Israeli police officer indicted for killing autistic Palestinian man 

32-year-old Iyad al-Halak was shot multiple times by Israeli officers near a checkpoint in occupied East Jerusalem on May 30, 2020 while he was walking towards his school

June 18, 2021 by Peoples Dispatch

More than a year after the killing of a 32-year-old autistic Palestinian man, Iyad al-Halak, one of the Israeli police officers who shot him will be charged with “reckless manslaughter,” multiple news sources reported on Thursday, June 17. Prosecutors have charged the unidentified officer in the indictment submitted to the Jerusalem District Court, and if convicted, he could face up to 12 years in prison. However, Halak’s family condemned the lenient charges and demanded more serious charges be brought against the officers involved in the killing. 

The prosecutors, in a statement, said that the decision to charge the officer was taken after “deep examination of the evidence, examination of all the circumstances of the incident and the claims heard during the officer’s hearing.” They called the killing a “serious and unfortunate incident” and noted that the officer “took an unreasonable risk that would cause his death.”

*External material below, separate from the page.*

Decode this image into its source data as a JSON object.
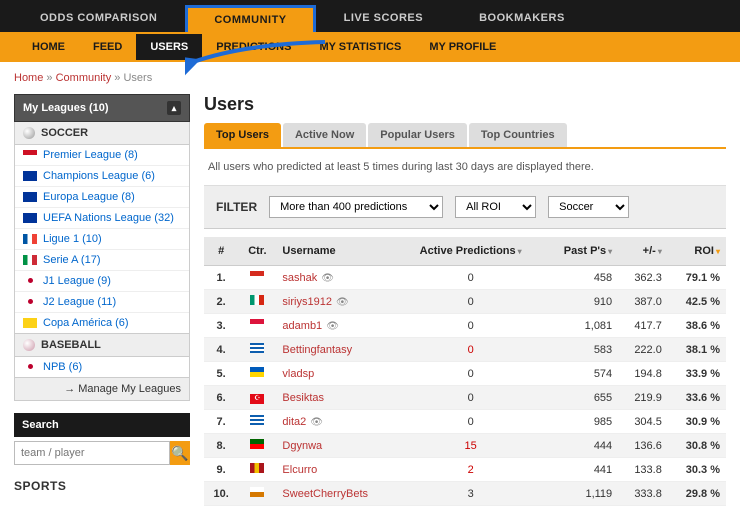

Halak was killed on May 30, 2020 while he was walking towards a school that he attended in the old city of occupied East Jerusalem. Israeli policemen stationed at the checkpoint in the area reportedly chased after him and ordered him to stop and identify himself. In a fit of panic, Halak started running and two of the officers shot at his legs and stomach. He then fell to the ground near a garbage storage area and lay bleeding when the officer in question shot him in the chest, leading to his death. The group of officers involved in the killing later claimed that they suspected Halak of possessing a weapon, even though they were told by his teacher who was also present at the scene that he was unarmed.

Activists and human rights groups have repeatedly raised concerns about the whitewashing of the killings of Palestinians by the Israeli police and security forces. Most guilty officers escape punishment or serious prosecution, while a few have been internally disciplined or given light punishments like community service. 

The head of the Joint List of Arab parties in the Israeli parliament, Ayman Odeh, denounced the charge of reckless manslaughter brought against the officer responsible for killing Halak, calling it an “infuriating and denigrating charge” which has been watered down and does not accurately reflect the seriousness of the crime.

Responding to the news of the officer’s indictment, Halak’s mother told reporters, “nothing will bring us justice, nothing will bring my son back to life. Other officers were involved in killing him. Where are their charges? It was not hard to see that my son was disabled. Everyone could see that.” Halak’s father demanded equal treatment under the law for Palestinians, saying that “in this country, there is a clear difference between being Arab or Jewish.” The family had previously expressed concern that the indicted officer could escape punishment since the Israeli authorities in the aftermath of the killing had refused to publicly reveal the camera footage of the incident. The authorities claimed that there had been a camera malfunction even though there were at least 10 CCTV cameras installed in the area. The Halak family has accused the police of deliberately “destroying cameras” to get rid of credible video evidence of Halak’s killing.